Nine in 10 students prefer in-person lectures, study finds
In polling of more than 2,000 students and recent graduates carried out by the UPP Foundation Student Futures Commission, 58% overall said they would prefer not to have fully online teaching.
Nearly six in 10 university students would prefer not to have fully online lectures, a new study has revealed.
In polling of more than 2,000 students and recent graduates carried out by the UPP Foundation Student Futures Commission, 58% overall said they would prefer not to have fully online teaching, with nearly a third – 32% – saying they would “strongly prefer” not to only be taught online.
The findings, published in a report on Monday, showed that the majority of students – 90% – said they would “strongly prefer” or “somewhat prefer” to have in-person lectures that were also recorded, and just over a third – 34% – said they wanted seminars to be face-to-face only.
Only 33% of students said they were slightly or very satisfied with the support their university had given them to help find a job or work experience over the past year.
The poll findings also revealed the toll the pandemic has taken on student mental health.
The survey, carried out in October last year, found that 73% said the pandemic had had a negative impact on the interpersonal skills they needed in daily life, while 57% said it had been detrimental to the knowledge they needed to succeed on their course.
Over half of students – 52% – said they were somewhat or very below where they had expected to be in their studies as a result of the pandemic.
The Commission, chaired by Mary Curnock Cook – former chief executive of Ucas, says that students should have more support before they reach university and that there should be an induction into university life for each year of study.
In polling, 57% of students said induction periods should be extended for new students and 67% said students in other year groups would benefit from similar inductions.
Other recommendations include more support for mental health, providing clear outlines of teaching students will receive and pathways into graduate jobs, and more extracurricular activities for students.
The report found that participation in activities seemed to have “fallen substantially” based on student accounts, and that this could partly be caused by poor mental health and “digital fatigue”.
“This loss of connections, social learning and student development opportunities will dent students’ confidence and preparedness for life after university,” the report said.
The report calls on universities to develop a Student Futures Manifesto alongside their students by the end of the 2022/23 academic year.
Ms Curnock Cook said the manifesto, “co-created and co-owned by students and their university, will be a powerful expression of intent about what students need to support successful lives and careers.”

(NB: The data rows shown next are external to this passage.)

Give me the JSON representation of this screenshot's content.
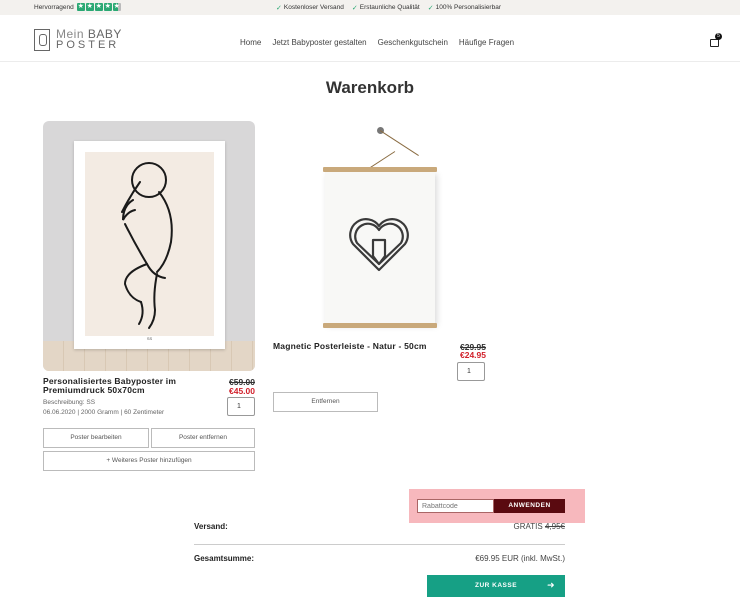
{
  "topbar": {
    "rating_label": "Hervorragend",
    "usps": [
      "Kostenloser Versand",
      "Erstaunliche Qualität",
      "100% Personalisierbar"
    ]
  },
  "header": {
    "logo": {
      "line1_thin": "Mein ",
      "line1_bold": "BABY",
      "line2": "POSTER"
    },
    "nav": [
      "Home",
      "Jetzt Babyposter gestalten",
      "Geschenkgutschein",
      "Häufige Fragen"
    ],
    "cart_count": "5"
  },
  "page_title": "Warenkorb",
  "product1": {
    "title_line1": "Personalisiertes Babyposter im",
    "title_line2": "Premiumdruck 50x70cm",
    "old_price": "€59.00",
    "new_price": "€45.00",
    "meta_line1": "Beschreibung: SS",
    "meta_line2": "06.06.2020 | 2000 Gramm | 60 Zentimeter",
    "qty": "1",
    "edit_label": "Poster bearbeiten",
    "remove_label": "Poster entfernen",
    "add_label": "+ Weiteres Poster hinzufügen",
    "poster_name": "SS"
  },
  "product2": {
    "title": "Magnetic Posterleiste - Natur - 50cm",
    "old_price": "€29.95",
    "new_price": "€24.95",
    "qty": "1",
    "remove_label": "Entfernen"
  },
  "coupon": {
    "placeholder": "Rabattcode",
    "button_label": "ANWENDEN"
  },
  "summary": {
    "shipping_label": "Versand:",
    "shipping_free": "GRATIS",
    "shipping_old": "4,95€",
    "total_label": "Gesamtsumme:",
    "total_value": "€69.95 EUR (inkl. MwSt.)"
  },
  "checkout_label": "ZUR KASSE",
  "colors": {
    "accent": "#16a085",
    "sale": "#d1202a",
    "coupon_highlight": "#f7b8bd",
    "coupon_button": "#5a0a10"
  }
}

“We acknowledge the tragedy and disruption of the pandemic but our proposals are resolutely optimistic and build on the extraordinary resilience and creativity demonstrated by colleagues and students across the sector during the crisis.”
Dr Tim Bradshaw, chief executive of the Russell Group of elite universities, said that universities work “hard to support students in all kinds of ways throughout their studies”.
“A high-quality education is just one part of a successful university experience and our universities work hard to support students in all kinds of ways throughout their studies – from helping them settle in from day one to providing careers guidance – so they have a positive experience and can succeed in whatever path they choose,” he said.
He added that the impact of this could be seen in the high continuation rates and progression into skilled careers for Russell Group students.
“Every part of society has felt the effects of the pandemic, including students, and universities are responding to that challenge, finding new ways to support them so we welcome this work by the Student Futures Commission and will consider its findings carefully,” he said.